A decade ago the first prayer shawl ministry was born when Janet Bristow and Victoria Galo, two graduates of the Women's Leadership Institute at Hartford, Connecticut Seminary, joined their spiritual practice  with their love of knitting; in 2003, the movement gained serious momentum with the publication of a book called "knitting into the Mystery: A guide to the Shawl-Knitting Ministry."  Co-author Susan S. Izard was Roberts-Toler's "spiritual director" when the latter was pastor of United Mehtoidst Church in Mansfield Center, Connecticut.  When Roberts-Toler became pastor in Lenox about 18 months ago, the prayer shawl ministry came with her.    "I loved it from the very first meeting," said June Tooley, a parishioner from Pittsfield.  "I knitted as a kid, but I found my creative niche with prayer shawls.  It has knit us together.  It's holy.  It really is."  Roberts-Toler wants to take their healing power "on the road," to places such as the Elizabeth Freeman Center, a women's shelter in Pittsfield, to teach others about knitting's spiritual rewards.  Shawls often are made for a specific person in mind, Roberts-Toler said, and in many cases, the person in need is going though a crisis - an illness of some kind, or a painful, life-changing event.  Shawls also are made for celebrations: weddings, baptisms, births.

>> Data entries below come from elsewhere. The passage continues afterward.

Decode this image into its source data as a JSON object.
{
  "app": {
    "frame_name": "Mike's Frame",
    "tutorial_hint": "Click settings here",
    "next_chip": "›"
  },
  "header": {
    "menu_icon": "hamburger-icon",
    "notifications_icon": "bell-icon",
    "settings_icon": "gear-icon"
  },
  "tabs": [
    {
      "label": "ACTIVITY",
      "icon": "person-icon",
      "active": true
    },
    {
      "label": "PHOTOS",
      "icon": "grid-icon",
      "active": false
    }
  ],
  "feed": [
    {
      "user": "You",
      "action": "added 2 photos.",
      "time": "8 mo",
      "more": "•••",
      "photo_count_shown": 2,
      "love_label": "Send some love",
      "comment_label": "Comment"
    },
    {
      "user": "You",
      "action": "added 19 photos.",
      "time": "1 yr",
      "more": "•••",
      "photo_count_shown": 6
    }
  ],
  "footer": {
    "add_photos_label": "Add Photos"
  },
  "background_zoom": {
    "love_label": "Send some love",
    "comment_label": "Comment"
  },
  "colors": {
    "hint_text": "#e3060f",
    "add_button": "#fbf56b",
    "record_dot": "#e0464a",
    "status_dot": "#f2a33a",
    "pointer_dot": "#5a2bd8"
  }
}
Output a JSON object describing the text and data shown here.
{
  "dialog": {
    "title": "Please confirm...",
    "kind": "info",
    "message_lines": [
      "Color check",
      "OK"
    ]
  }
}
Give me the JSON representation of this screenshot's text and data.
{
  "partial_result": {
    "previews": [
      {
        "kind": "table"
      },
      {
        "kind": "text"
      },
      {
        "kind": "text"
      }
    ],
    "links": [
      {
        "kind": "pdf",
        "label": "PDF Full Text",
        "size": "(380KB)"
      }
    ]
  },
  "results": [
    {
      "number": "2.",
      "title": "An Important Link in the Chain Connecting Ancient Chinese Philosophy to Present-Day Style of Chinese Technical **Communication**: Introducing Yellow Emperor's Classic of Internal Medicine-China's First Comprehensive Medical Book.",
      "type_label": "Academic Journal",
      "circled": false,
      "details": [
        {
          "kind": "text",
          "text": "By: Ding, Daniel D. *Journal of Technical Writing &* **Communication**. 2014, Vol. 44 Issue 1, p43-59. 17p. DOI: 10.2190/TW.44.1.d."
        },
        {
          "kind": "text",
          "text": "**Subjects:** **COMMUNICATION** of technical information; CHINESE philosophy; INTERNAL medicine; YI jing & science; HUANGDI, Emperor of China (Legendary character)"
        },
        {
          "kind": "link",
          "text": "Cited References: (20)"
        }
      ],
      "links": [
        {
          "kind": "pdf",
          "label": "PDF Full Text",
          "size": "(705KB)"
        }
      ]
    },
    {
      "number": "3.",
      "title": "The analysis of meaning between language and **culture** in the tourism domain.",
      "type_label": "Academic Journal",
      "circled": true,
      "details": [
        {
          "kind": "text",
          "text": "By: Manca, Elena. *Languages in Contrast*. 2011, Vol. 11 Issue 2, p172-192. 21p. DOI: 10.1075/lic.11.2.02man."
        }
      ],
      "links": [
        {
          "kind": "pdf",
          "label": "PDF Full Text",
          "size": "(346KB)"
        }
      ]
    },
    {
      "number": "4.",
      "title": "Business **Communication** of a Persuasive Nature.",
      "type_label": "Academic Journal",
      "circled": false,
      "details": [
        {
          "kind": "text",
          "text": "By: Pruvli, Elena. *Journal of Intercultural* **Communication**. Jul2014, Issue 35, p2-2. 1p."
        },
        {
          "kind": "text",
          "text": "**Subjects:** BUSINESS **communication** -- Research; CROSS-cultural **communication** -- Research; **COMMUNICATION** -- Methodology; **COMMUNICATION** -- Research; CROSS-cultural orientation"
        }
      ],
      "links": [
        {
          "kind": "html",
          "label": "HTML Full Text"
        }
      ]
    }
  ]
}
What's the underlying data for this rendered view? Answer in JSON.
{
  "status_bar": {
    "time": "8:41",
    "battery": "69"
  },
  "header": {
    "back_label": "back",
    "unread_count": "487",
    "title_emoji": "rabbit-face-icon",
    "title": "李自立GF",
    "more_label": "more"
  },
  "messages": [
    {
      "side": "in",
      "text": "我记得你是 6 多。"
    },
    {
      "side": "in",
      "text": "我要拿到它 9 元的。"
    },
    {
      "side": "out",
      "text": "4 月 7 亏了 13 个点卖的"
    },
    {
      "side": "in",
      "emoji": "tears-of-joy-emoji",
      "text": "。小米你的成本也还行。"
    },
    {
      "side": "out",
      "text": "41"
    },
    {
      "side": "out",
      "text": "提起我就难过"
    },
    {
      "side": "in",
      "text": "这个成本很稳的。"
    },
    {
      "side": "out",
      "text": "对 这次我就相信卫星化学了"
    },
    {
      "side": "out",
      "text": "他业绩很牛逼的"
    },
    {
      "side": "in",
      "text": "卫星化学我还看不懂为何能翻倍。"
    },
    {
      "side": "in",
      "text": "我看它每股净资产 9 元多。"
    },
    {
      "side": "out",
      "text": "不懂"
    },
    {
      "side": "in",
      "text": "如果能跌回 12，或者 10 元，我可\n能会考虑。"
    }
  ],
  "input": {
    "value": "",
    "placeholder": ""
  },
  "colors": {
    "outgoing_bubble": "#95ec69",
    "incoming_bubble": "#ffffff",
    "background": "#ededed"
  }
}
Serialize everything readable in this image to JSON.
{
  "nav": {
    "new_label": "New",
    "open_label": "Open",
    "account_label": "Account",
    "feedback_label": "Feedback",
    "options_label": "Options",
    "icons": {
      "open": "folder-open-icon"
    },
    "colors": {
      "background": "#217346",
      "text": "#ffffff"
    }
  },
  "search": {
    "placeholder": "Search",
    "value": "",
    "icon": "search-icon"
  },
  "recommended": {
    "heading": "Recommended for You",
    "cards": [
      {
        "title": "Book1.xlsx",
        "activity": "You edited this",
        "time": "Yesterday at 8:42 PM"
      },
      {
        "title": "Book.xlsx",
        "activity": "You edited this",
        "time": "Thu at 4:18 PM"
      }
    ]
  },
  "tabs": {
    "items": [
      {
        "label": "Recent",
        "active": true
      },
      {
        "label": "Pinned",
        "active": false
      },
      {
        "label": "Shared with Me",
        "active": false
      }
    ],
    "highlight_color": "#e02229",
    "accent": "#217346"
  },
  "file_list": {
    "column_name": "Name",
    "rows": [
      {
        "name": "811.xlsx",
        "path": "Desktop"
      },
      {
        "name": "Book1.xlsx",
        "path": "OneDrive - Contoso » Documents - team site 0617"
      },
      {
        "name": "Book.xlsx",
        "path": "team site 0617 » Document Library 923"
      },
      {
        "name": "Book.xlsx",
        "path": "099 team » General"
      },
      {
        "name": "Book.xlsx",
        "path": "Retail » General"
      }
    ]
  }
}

"It's amazing how much these pieces of yarn can mean," said Carolyn Valli, a member of the United Methodist Church group.  "And when I knit, I think about the person.  You can feel that it's not just a blanket." 

For Susan Dana, of Trinity Episcopal Church, the socializing is fun, but the meditative and spiritual aspects are key; she said she wants to protect the ministry from becoming "a gossipy coffee klatchy thing."  Dana noted that her church's prayer shawl ministry is quite structured; the two groups of 15 women meet twice a month in the parish.  Chatter is reserved for lunch prior to the main event, and when they sit down to knit, they meditate in silence for 15 minute periods and focus on the recipient of their shawls.  Dana said that the Trinity group has made a total of 350 shawls over the past five years, and that the garments have a "spooky" power.  "I'm spiritual, but I'm not a lunatic" she said "People take them to chemo(therapy).  I know of women who won't let go of them, not even to be washed."  Ann Phipps, of St. Stephen's Episcopal Church in Pittsfield, laughed at the thought of her 4-year old group working in total quiet.  "We've never been able to manage silence", she said. 

Still, Phipps said the power of the shawls is undiminished.  "I don't believe in magic, but they're special garments" she added.  "It feels like we've done a million of them."  She recalled one particular shawl, sent to a young mother who did not have any family and whose husband, in the armed forces, had been deployed overseas.  "The shawls are more than just a friendly hug,"  Phipps said.  "We pray the person who wears it will be comforted."